What is Electronic Voting?

Today, as I drove to get a Starbucks coffee, NPR did their mid-show news headlines and they mentioned issues with tests of electronic voting machines in Michigan that were done in preparation for the primary on Tuesday. But the story talked about ballots getting jammed in the machines, which made me realize that they were talking about issues with both DREs and electronic tabulators for optical scan ballots.

The media has a tendency to confligrate these two technologies–and even mention electronic poll books as “electronic voting.” (Mike and I found this in our research for our book on electronic voting that will come out next year from Princeton University Press). Everything with power running through it is often called electronic voting, even though there are very different issues associated with these different technologies.

In Michigan, the testing of the equipment has shown problems, which is why both pre-election testing and post-election auditing are so important. This Associated Press article details the different problems that have arisen.

New touch-screen voting machines to help disabled people are failing in test runs ahead of next week’s primary, Ingham County’s top election official said Thursday. Clerk Mike Bryanton said the faulty equipment — which can be used by all voters — could cause longer lines during Tuesday’s primary. But he stressed all ballots would be counted by hand if there are problems. [Note: Michigan has a VVPAT requirement so they can count the VVPATs.]

On Tuesday, voters in each of Michigan’s 5,216 precincts will be using an optical-scan ballot system, marking a standard ballot and then feeding it into an electronic tabulator. All polling sites will have new equipment for the disabled so they can vote in privacy without assistance….Bryanton warned of problems because humidity has swollen up test ballots, which then haven’t fit into the optical-scan tabulators. He also complained that Election Systems & Software, which the state paid $34 million for 4,300 of the touch-screen machines, has provided little training.

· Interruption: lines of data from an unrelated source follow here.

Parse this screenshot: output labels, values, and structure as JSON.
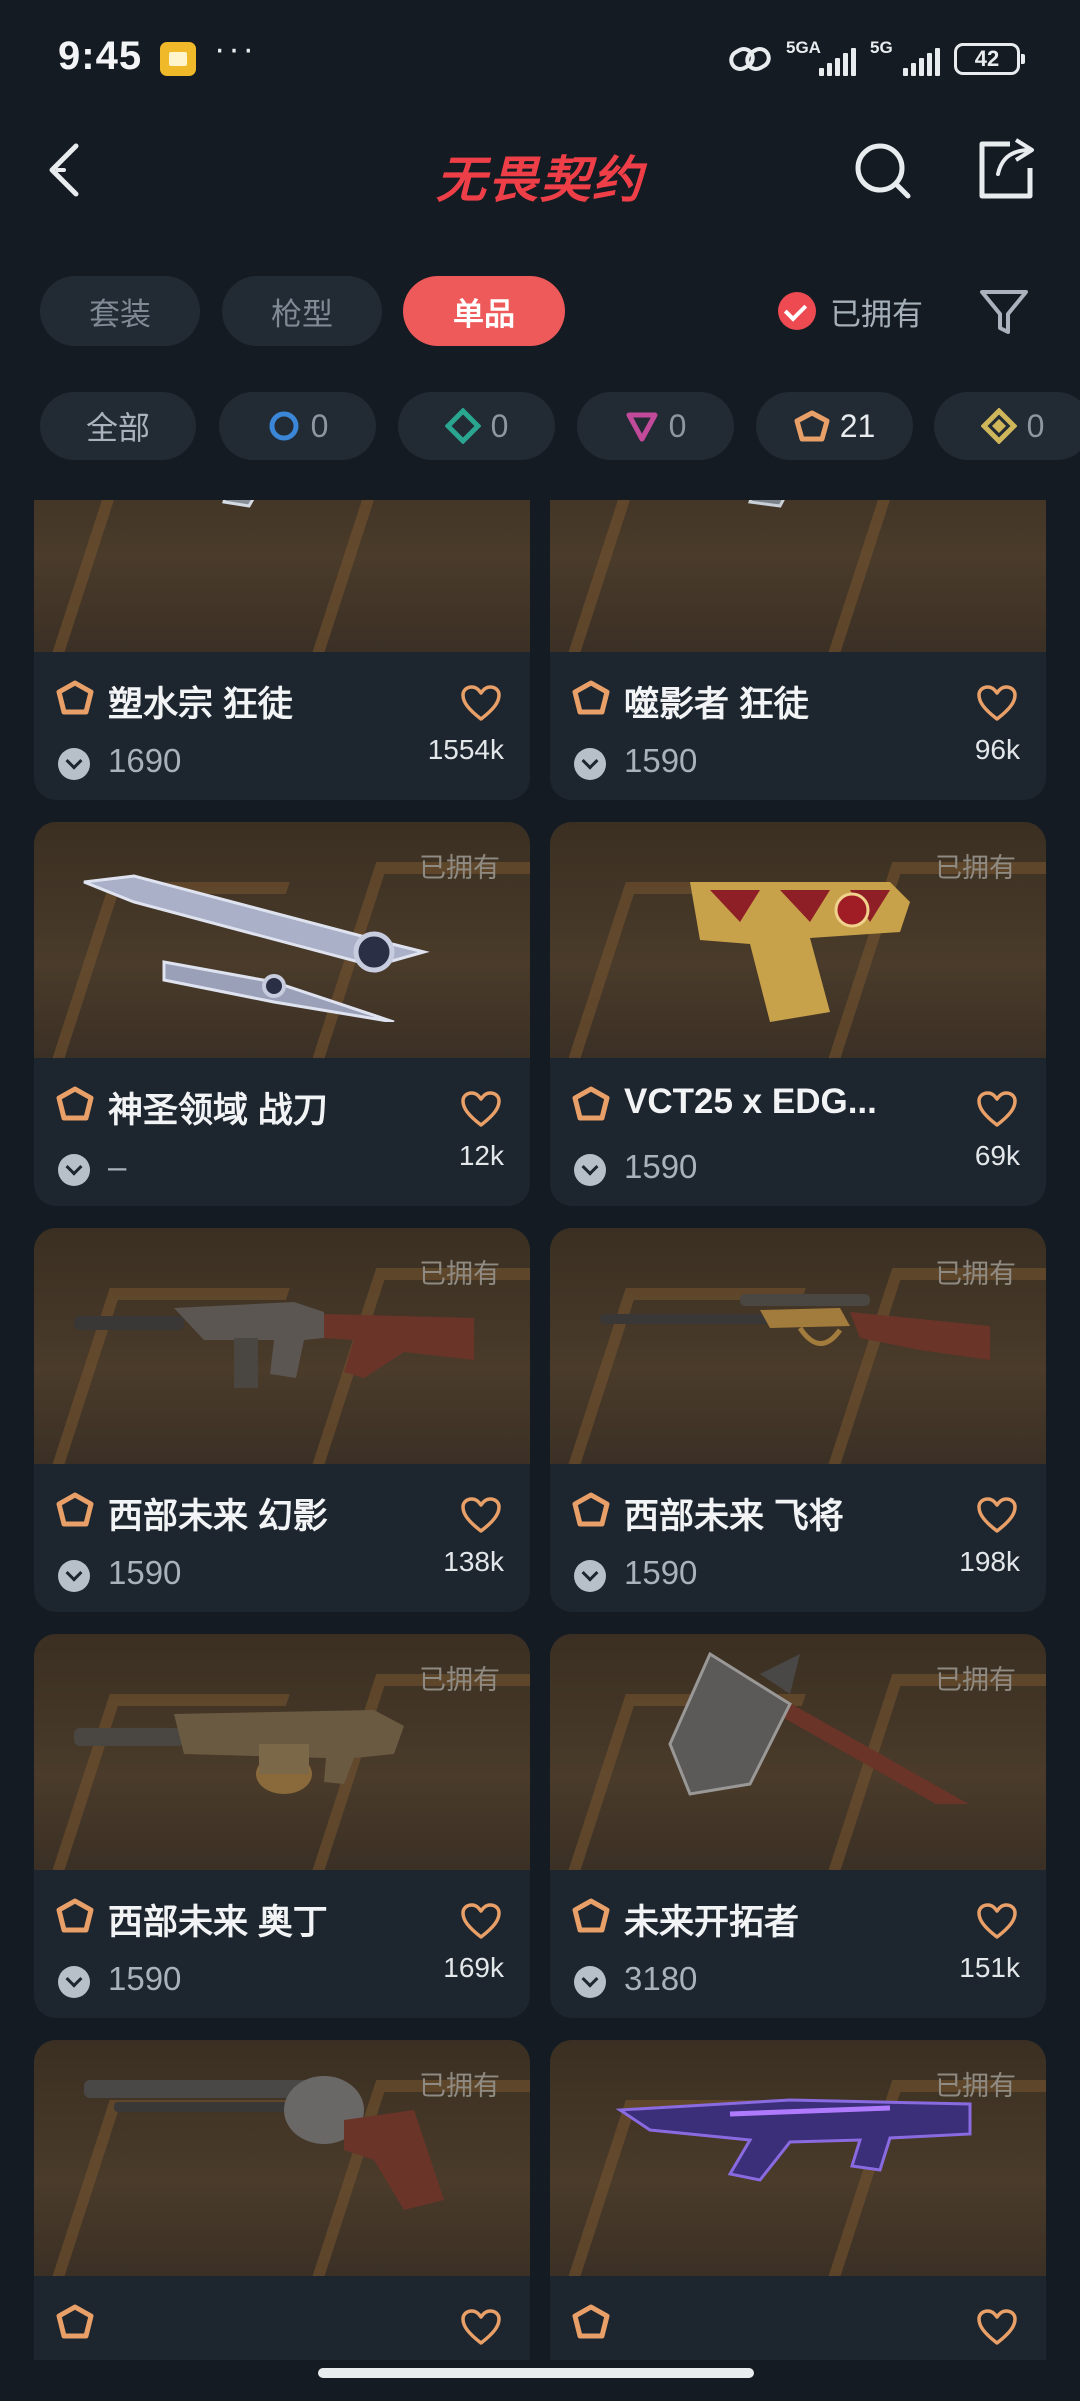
{
  "status_bar": {
    "time": "9:45",
    "dots": "···",
    "network_1": "5GA",
    "network_2": "5G",
    "battery": "42"
  },
  "header": {
    "title": "无畏契约"
  },
  "tabs": [
    {
      "label": "套装",
      "active": false
    },
    {
      "label": "枪型",
      "active": false
    },
    {
      "label": "单品",
      "active": true
    }
  ],
  "owned_filter": {
    "label": "已拥有",
    "checked": true
  },
  "tier_filters": [
    {
      "label": "全部",
      "count": ""
    },
    {
      "label": "",
      "count": "0",
      "color": "#3b86d6",
      "shape": "circle"
    },
    {
      "label": "",
      "count": "0",
      "color": "#2aa58f",
      "shape": "diamond"
    },
    {
      "label": "",
      "count": "0",
      "color": "#c24a9a",
      "shape": "triangle"
    },
    {
      "label": "",
      "count": "21",
      "color": "#e8a068",
      "shape": "pentagon"
    },
    {
      "label": "",
      "count": "0",
      "color": "#d0b65a",
      "shape": "diamond"
    }
  ],
  "colors": {
    "accent": "#ee5a5a",
    "tier_exclusive": "#e8a068",
    "background": "#151b22",
    "card": "#1d252e"
  },
  "cards": [
    {
      "name": "塑水宗 狂徒",
      "price": "1690",
      "likes": "1554k",
      "owned_label": "",
      "weapon": "rifle-blue"
    },
    {
      "name": "噬影者 狂徒",
      "price": "1590",
      "likes": "96k",
      "owned_label": "",
      "weapon": "rifle-silver"
    },
    {
      "name": "神圣领域 战刀",
      "price": "–",
      "likes": "12k",
      "owned_label": "已拥有",
      "weapon": "blade"
    },
    {
      "name": "VCT25 x EDG...",
      "price": "1590",
      "likes": "69k",
      "owned_label": "已拥有",
      "weapon": "pistol-edg"
    },
    {
      "name": "西部未来 幻影",
      "price": "1590",
      "likes": "138k",
      "owned_label": "已拥有",
      "weapon": "rifle-wood"
    },
    {
      "name": "西部未来 飞将",
      "price": "1590",
      "likes": "198k",
      "owned_label": "已拥有",
      "weapon": "sniper-wood"
    },
    {
      "name": "西部未来 奥丁",
      "price": "1590",
      "likes": "169k",
      "owned_label": "已拥有",
      "weapon": "lmg"
    },
    {
      "name": "未来开拓者",
      "price": "3180",
      "likes": "151k",
      "owned_label": "已拥有",
      "weapon": "axe"
    },
    {
      "name": "",
      "price": "",
      "likes": "",
      "owned_label": "已拥有",
      "weapon": "revolver"
    },
    {
      "name": "",
      "price": "",
      "likes": "",
      "owned_label": "已拥有",
      "weapon": "smg-purple"
    }
  ]
}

I would point out, by the way, that humidity is a problem nationally with paper ballots.

It would be helpful if the media could be clearer what they are referring to when they discuss electronic voting though.